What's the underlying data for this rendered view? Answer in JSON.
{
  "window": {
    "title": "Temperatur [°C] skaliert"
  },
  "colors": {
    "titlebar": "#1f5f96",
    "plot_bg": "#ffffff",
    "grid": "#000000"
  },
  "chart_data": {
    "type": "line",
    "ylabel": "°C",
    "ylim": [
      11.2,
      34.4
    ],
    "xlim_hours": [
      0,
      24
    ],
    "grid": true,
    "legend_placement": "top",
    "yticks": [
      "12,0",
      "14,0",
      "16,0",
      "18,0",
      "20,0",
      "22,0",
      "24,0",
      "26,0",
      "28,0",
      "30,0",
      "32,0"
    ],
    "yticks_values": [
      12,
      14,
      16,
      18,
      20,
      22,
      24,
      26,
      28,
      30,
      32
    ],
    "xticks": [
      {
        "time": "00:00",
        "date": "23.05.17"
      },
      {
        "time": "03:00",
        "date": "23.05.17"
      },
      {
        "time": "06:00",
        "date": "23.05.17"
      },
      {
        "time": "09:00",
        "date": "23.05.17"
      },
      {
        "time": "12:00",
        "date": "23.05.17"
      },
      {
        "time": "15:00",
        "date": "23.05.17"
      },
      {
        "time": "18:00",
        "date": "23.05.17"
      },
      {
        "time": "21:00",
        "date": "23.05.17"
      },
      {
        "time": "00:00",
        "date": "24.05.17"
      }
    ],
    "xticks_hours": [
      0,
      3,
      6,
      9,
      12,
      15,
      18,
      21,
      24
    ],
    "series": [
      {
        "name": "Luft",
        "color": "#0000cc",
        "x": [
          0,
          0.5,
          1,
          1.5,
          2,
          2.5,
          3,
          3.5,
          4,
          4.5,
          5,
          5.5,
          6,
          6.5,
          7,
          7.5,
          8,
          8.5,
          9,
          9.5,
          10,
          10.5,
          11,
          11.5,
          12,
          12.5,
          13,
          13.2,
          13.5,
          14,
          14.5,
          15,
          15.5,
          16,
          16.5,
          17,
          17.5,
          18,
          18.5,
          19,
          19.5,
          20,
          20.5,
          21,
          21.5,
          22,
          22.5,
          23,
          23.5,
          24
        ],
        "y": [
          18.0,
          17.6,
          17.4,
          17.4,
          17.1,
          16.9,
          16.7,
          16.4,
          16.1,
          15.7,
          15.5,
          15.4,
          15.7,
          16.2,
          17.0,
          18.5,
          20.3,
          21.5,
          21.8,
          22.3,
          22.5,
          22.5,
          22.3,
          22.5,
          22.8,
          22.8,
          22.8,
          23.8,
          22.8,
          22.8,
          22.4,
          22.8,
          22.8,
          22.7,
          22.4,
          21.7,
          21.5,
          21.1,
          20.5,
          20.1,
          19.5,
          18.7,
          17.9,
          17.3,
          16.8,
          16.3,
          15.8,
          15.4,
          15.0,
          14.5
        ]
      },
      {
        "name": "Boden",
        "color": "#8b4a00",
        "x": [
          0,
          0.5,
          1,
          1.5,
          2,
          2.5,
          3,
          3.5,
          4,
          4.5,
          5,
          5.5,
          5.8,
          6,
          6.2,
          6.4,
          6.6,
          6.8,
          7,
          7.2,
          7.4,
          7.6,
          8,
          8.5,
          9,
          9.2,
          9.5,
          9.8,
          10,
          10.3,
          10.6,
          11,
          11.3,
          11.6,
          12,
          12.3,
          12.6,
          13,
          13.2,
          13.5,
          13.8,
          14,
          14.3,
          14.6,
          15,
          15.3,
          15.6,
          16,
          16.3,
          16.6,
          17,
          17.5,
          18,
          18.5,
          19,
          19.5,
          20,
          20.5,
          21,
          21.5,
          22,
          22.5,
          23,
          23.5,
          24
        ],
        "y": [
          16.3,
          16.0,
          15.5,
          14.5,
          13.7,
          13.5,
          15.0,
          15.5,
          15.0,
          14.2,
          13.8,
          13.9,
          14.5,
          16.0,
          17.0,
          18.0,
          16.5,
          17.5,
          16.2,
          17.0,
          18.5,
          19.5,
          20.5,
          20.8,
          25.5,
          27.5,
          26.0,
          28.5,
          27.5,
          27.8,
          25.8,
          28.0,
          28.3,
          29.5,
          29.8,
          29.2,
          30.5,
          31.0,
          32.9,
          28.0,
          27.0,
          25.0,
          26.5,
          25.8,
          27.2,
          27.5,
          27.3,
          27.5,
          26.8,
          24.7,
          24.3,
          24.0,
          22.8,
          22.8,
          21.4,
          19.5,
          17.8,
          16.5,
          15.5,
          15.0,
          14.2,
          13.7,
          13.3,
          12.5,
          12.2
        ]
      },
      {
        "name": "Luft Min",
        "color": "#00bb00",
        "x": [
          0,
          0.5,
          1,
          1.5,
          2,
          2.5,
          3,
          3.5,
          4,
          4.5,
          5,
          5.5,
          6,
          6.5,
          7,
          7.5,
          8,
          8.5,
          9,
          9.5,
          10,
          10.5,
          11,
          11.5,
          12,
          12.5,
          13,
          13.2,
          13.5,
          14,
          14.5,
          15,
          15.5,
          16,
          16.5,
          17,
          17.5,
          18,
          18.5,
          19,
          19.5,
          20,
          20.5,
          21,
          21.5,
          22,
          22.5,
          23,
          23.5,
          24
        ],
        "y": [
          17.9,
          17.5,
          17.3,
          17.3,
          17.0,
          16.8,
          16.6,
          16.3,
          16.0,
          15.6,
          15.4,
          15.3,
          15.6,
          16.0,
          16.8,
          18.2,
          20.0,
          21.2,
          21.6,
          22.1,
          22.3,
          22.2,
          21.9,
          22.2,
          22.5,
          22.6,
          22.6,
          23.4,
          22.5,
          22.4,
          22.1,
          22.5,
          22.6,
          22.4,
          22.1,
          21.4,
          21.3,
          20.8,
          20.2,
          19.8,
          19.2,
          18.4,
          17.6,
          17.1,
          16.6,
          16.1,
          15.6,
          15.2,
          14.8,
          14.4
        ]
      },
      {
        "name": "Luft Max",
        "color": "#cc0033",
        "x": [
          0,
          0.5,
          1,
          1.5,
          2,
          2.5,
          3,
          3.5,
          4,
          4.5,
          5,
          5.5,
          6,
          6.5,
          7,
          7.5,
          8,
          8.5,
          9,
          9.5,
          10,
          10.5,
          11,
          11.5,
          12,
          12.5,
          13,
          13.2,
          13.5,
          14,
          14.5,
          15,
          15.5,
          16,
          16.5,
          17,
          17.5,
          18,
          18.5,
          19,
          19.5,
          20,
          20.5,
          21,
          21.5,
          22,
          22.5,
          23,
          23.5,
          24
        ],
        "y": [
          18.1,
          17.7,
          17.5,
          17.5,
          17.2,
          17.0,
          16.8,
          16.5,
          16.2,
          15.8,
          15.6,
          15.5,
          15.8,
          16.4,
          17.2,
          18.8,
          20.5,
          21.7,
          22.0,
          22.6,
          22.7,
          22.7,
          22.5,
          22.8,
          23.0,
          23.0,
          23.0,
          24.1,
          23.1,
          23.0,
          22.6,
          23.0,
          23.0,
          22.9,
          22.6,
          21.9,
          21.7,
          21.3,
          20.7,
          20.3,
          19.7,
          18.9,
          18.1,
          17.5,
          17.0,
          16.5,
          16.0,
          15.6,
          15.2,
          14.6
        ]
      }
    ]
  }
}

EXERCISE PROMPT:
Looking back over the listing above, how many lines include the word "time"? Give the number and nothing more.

SOLUTION:
9